## DATASET EXTRACT

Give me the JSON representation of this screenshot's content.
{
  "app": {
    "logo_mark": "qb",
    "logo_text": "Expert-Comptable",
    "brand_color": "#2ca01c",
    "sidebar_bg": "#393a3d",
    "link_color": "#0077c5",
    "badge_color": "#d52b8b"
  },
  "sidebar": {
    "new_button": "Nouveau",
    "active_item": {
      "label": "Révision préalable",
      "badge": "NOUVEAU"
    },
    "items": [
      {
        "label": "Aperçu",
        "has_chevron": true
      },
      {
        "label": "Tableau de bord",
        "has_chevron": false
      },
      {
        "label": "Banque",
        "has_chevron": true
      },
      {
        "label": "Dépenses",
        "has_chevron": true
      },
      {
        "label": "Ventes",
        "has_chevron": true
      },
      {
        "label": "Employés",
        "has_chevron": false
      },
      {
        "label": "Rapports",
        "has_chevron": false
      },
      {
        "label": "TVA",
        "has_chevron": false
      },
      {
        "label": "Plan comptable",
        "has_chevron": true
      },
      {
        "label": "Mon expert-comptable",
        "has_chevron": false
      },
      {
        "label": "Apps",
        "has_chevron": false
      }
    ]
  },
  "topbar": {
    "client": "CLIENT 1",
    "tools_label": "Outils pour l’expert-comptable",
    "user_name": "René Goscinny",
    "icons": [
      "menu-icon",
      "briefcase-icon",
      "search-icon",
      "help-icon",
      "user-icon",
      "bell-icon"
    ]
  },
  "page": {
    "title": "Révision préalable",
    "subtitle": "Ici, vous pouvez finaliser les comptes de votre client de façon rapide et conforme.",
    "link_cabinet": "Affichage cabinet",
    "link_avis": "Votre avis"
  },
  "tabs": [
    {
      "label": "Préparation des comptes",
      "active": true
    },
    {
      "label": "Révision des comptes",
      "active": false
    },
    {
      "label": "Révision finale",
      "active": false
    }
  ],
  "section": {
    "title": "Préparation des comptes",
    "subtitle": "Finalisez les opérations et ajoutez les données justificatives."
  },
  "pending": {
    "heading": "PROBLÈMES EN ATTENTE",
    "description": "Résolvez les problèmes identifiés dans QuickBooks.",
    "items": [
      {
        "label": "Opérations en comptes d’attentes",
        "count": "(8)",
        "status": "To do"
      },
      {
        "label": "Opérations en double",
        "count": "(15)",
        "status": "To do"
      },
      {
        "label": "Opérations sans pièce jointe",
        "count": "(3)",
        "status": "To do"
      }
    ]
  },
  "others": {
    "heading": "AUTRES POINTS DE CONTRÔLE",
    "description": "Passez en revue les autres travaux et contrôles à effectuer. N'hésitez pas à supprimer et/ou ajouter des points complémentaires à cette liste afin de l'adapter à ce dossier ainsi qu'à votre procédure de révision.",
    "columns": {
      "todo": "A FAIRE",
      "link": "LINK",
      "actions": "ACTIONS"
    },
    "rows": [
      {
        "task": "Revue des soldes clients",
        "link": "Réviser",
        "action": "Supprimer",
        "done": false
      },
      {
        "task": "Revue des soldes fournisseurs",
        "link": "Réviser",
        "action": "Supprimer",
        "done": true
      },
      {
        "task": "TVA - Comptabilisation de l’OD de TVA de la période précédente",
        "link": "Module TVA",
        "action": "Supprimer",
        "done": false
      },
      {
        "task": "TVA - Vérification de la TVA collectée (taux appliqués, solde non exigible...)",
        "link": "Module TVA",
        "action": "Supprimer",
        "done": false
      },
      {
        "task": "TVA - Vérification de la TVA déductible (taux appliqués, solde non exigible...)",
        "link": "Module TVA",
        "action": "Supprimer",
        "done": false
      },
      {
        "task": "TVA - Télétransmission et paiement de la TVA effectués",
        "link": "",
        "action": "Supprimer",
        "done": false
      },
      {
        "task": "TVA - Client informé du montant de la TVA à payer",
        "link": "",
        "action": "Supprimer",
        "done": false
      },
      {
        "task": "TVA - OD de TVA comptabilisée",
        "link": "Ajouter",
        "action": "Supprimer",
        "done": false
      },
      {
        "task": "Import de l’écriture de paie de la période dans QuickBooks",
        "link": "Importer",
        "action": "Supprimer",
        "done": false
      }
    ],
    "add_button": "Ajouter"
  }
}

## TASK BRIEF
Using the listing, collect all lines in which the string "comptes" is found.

## YOUR RESPONSE
    "subtitle": "Ici, vous pouvez finaliser les comptes de votre client de façon rapide et conforme.",
      "label": "Préparation des comptes",
      "label": "Révision des comptes",
    "title": "Préparation des comptes",
        "label": "Opérations en comptes d’attentes",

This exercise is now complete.